● Prompt: Look through the lines below and extract any with the word "true".

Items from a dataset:
════════════════════
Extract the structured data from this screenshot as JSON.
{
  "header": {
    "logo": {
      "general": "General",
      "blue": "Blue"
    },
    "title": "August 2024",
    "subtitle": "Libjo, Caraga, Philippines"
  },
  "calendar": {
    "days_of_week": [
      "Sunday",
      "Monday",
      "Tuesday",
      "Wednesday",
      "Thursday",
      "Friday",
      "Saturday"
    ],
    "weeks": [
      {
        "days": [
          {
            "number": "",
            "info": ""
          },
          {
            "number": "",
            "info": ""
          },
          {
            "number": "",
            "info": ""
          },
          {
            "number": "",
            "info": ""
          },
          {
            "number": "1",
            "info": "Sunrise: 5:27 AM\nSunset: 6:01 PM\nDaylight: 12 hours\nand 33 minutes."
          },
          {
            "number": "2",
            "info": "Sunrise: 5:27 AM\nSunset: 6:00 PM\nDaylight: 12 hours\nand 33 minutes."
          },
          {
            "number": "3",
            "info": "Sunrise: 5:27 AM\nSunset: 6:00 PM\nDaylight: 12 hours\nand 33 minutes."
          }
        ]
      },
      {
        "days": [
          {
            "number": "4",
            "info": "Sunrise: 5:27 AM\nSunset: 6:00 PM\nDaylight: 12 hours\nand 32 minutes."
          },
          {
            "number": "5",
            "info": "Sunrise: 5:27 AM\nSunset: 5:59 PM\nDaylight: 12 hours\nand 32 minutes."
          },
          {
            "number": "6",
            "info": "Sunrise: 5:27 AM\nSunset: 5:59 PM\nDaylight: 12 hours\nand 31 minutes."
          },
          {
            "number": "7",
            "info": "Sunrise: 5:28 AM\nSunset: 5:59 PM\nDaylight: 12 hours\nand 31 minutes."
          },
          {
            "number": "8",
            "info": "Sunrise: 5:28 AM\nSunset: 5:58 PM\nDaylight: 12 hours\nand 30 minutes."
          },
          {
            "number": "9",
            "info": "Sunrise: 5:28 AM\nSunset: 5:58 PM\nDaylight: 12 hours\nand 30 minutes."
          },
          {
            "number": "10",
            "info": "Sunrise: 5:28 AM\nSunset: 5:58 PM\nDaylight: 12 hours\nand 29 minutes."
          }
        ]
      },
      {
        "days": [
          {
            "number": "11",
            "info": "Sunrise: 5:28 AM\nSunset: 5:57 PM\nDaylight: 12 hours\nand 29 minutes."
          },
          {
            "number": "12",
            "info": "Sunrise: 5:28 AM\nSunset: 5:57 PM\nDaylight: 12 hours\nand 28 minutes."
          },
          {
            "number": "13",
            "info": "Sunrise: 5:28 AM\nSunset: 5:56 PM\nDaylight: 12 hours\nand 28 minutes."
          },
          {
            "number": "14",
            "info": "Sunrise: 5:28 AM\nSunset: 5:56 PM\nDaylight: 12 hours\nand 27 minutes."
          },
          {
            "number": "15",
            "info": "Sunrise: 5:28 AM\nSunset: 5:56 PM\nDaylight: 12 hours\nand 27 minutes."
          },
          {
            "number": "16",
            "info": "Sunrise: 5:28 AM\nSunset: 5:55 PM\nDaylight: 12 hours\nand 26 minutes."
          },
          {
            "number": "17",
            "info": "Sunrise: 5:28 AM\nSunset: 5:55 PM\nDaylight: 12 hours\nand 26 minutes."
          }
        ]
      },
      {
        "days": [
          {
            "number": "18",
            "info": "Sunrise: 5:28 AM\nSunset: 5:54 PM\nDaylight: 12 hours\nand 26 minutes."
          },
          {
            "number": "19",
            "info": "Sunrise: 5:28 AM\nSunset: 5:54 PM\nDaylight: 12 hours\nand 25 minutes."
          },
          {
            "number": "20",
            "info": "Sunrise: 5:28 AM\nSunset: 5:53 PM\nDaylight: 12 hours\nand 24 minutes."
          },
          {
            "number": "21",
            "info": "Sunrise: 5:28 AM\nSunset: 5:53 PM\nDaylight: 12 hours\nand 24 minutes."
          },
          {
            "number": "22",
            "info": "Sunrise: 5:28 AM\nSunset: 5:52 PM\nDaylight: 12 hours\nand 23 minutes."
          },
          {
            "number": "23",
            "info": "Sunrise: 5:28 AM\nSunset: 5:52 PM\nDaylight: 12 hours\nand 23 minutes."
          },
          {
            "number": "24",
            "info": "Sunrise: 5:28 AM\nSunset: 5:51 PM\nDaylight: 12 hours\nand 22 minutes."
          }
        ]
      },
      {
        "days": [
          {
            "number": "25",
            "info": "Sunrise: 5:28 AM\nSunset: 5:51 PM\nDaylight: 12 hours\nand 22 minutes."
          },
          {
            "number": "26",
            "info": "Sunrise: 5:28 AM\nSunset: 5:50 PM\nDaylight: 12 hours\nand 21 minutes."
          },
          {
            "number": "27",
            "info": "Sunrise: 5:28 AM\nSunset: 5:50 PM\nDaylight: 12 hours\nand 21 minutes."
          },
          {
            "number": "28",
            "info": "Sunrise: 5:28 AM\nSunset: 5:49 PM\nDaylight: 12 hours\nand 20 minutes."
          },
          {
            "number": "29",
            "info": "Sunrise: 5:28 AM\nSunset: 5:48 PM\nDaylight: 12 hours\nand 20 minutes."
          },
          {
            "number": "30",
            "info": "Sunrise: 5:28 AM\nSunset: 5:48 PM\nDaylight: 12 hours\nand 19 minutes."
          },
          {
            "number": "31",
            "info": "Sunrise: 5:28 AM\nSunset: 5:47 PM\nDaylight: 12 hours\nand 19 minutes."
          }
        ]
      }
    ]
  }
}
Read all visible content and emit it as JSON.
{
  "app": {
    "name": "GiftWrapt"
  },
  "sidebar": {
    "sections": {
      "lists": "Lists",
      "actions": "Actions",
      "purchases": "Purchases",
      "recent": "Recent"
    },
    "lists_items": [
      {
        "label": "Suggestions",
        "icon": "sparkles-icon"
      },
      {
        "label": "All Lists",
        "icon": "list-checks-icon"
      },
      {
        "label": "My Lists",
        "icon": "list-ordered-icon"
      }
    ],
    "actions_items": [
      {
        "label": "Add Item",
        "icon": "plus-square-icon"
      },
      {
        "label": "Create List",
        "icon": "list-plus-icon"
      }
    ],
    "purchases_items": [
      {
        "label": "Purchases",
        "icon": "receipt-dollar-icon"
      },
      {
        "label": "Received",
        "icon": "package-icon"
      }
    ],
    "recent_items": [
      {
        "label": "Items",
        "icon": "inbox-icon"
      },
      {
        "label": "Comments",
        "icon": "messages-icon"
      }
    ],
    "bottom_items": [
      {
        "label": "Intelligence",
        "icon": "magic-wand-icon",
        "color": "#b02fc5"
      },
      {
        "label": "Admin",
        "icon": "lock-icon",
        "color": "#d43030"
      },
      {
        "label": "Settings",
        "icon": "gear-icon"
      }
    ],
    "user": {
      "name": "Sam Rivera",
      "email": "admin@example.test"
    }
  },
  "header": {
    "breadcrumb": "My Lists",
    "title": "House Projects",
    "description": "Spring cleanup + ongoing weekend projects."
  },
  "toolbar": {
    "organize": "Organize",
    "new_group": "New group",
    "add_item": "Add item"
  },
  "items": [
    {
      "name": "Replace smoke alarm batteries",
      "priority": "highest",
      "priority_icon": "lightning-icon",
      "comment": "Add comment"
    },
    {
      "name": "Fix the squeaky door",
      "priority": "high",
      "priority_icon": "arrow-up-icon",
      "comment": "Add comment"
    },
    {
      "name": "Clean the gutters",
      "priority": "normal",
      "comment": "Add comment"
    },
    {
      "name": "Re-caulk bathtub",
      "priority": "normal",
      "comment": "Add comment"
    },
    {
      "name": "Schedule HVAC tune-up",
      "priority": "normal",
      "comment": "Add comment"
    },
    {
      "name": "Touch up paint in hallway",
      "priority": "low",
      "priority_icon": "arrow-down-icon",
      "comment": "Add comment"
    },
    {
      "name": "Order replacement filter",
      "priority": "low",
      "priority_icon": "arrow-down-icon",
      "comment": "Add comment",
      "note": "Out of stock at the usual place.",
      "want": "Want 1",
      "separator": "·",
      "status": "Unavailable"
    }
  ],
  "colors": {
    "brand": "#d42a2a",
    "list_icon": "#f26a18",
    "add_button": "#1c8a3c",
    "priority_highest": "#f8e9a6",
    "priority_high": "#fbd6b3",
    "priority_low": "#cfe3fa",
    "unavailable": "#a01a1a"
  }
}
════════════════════
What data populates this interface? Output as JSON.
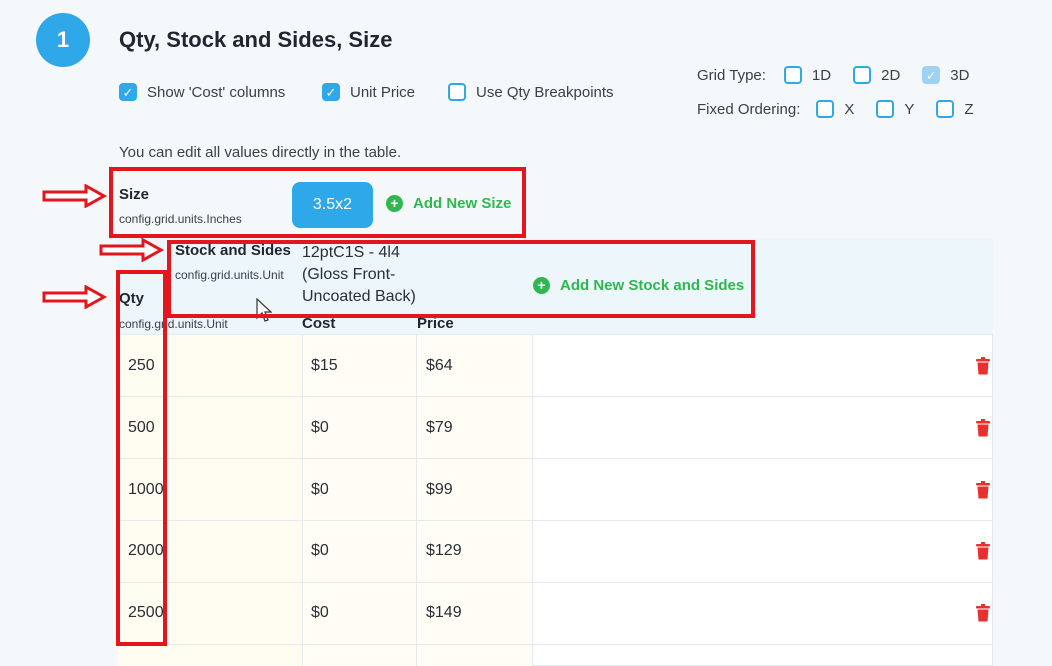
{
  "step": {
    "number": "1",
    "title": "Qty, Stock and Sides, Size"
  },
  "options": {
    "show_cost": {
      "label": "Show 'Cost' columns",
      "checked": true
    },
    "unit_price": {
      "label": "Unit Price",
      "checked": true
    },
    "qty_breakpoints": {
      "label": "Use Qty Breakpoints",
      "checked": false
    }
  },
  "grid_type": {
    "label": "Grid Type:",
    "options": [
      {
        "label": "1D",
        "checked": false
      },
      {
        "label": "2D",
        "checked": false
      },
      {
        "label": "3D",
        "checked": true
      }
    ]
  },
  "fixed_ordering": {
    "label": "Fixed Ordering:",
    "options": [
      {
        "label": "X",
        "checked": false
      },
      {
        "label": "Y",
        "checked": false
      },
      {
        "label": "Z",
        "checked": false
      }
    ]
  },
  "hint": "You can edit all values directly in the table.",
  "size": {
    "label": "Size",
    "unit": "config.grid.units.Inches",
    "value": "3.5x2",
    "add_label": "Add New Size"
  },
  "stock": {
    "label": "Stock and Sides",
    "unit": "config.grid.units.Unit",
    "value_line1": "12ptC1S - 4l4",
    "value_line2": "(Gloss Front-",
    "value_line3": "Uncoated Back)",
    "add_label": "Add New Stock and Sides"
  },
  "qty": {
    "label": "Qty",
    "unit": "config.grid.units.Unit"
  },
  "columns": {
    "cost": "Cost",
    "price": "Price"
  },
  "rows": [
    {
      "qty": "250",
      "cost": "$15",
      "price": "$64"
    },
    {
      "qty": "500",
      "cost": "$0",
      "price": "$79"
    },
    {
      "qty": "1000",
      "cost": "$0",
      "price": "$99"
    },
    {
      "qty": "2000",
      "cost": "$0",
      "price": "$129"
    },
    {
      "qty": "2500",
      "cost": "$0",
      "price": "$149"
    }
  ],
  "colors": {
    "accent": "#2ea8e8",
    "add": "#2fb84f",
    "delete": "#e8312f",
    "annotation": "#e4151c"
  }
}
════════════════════
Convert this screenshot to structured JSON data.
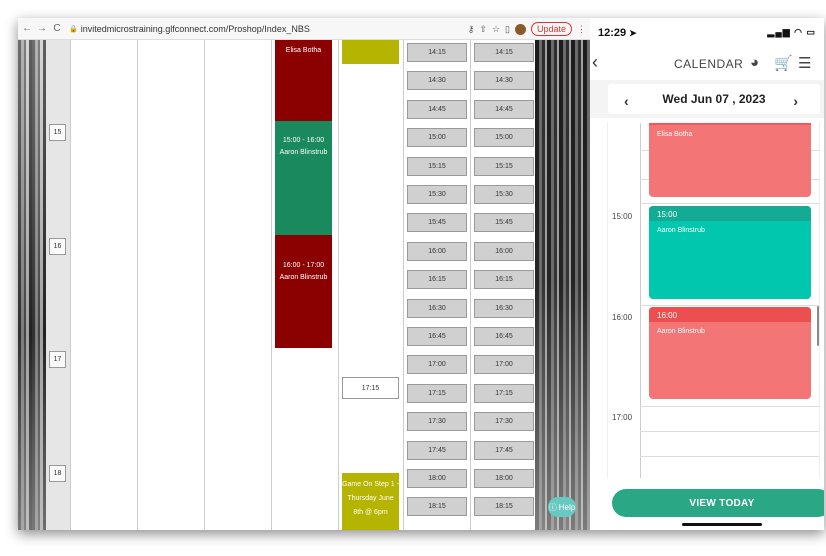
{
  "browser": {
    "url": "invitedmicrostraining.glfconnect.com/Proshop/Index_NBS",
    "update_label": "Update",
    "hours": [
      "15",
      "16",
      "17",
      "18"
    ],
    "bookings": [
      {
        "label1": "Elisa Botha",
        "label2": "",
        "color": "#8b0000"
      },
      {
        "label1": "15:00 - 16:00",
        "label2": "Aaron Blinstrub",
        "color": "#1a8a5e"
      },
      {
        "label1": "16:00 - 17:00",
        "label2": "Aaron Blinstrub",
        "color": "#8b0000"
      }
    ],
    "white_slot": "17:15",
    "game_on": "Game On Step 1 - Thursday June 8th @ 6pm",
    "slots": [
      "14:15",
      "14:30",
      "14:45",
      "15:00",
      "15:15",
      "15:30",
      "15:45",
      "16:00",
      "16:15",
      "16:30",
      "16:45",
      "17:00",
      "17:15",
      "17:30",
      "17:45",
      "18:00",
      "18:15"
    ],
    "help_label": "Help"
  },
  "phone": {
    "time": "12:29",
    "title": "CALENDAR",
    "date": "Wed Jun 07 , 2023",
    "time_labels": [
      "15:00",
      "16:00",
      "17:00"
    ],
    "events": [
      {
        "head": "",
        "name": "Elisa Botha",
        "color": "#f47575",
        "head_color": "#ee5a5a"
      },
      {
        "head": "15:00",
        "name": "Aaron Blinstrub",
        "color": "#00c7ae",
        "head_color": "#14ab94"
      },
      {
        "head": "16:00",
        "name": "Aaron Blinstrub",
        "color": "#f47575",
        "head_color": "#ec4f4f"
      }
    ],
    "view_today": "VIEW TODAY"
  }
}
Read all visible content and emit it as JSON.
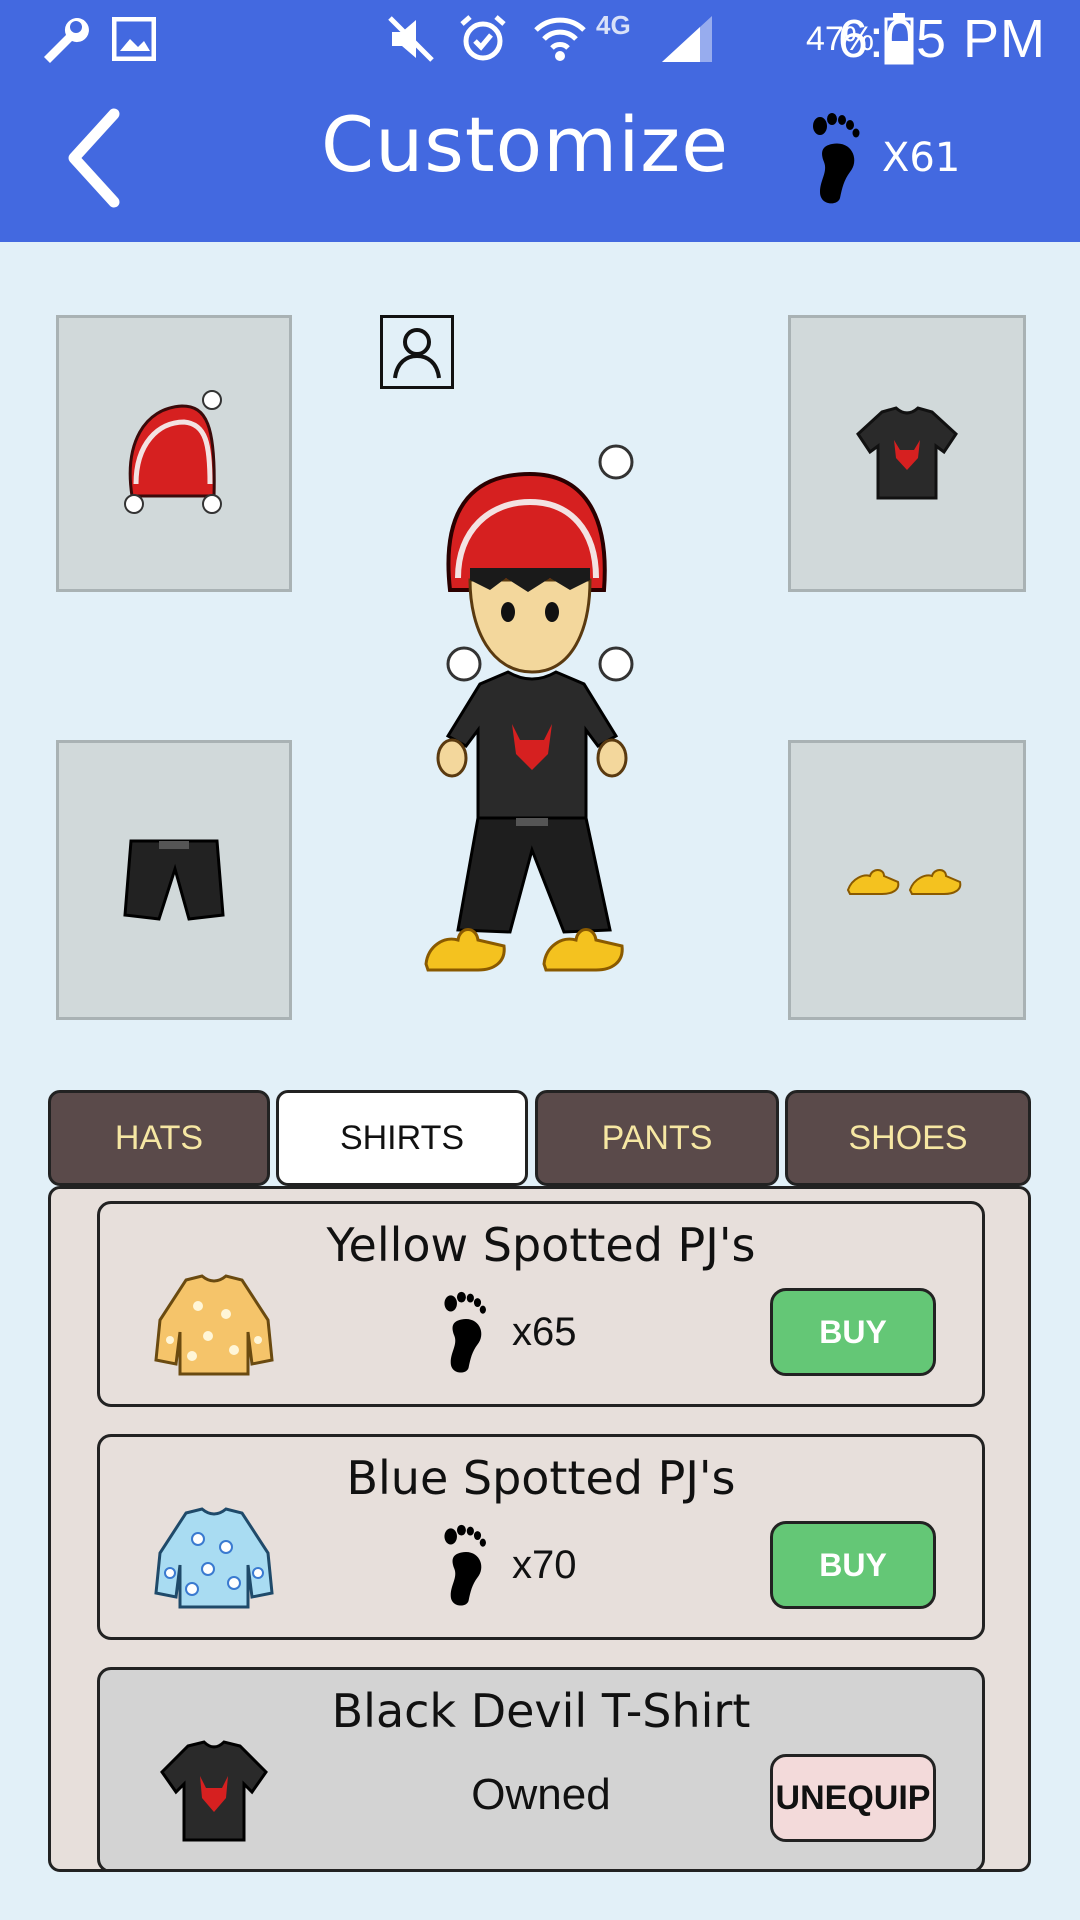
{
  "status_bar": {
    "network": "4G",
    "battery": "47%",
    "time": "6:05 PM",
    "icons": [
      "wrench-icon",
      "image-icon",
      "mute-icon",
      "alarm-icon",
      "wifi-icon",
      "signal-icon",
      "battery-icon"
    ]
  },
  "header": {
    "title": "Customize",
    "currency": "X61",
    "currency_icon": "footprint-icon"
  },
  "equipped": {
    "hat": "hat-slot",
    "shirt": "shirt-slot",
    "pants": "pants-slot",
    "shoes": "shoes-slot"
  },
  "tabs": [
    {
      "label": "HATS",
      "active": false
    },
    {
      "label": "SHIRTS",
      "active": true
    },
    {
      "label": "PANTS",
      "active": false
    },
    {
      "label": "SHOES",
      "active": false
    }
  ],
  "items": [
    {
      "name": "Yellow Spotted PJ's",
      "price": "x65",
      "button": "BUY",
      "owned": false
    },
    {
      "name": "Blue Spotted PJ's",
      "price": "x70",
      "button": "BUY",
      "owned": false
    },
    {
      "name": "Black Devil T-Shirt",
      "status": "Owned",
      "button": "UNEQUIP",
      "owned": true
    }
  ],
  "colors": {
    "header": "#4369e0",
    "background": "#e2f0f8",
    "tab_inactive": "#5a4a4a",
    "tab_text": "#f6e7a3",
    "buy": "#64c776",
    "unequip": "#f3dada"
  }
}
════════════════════
● Task answer:
      "checked": true
      "checked": true
        "checked": true
      "active": true
      "owned": true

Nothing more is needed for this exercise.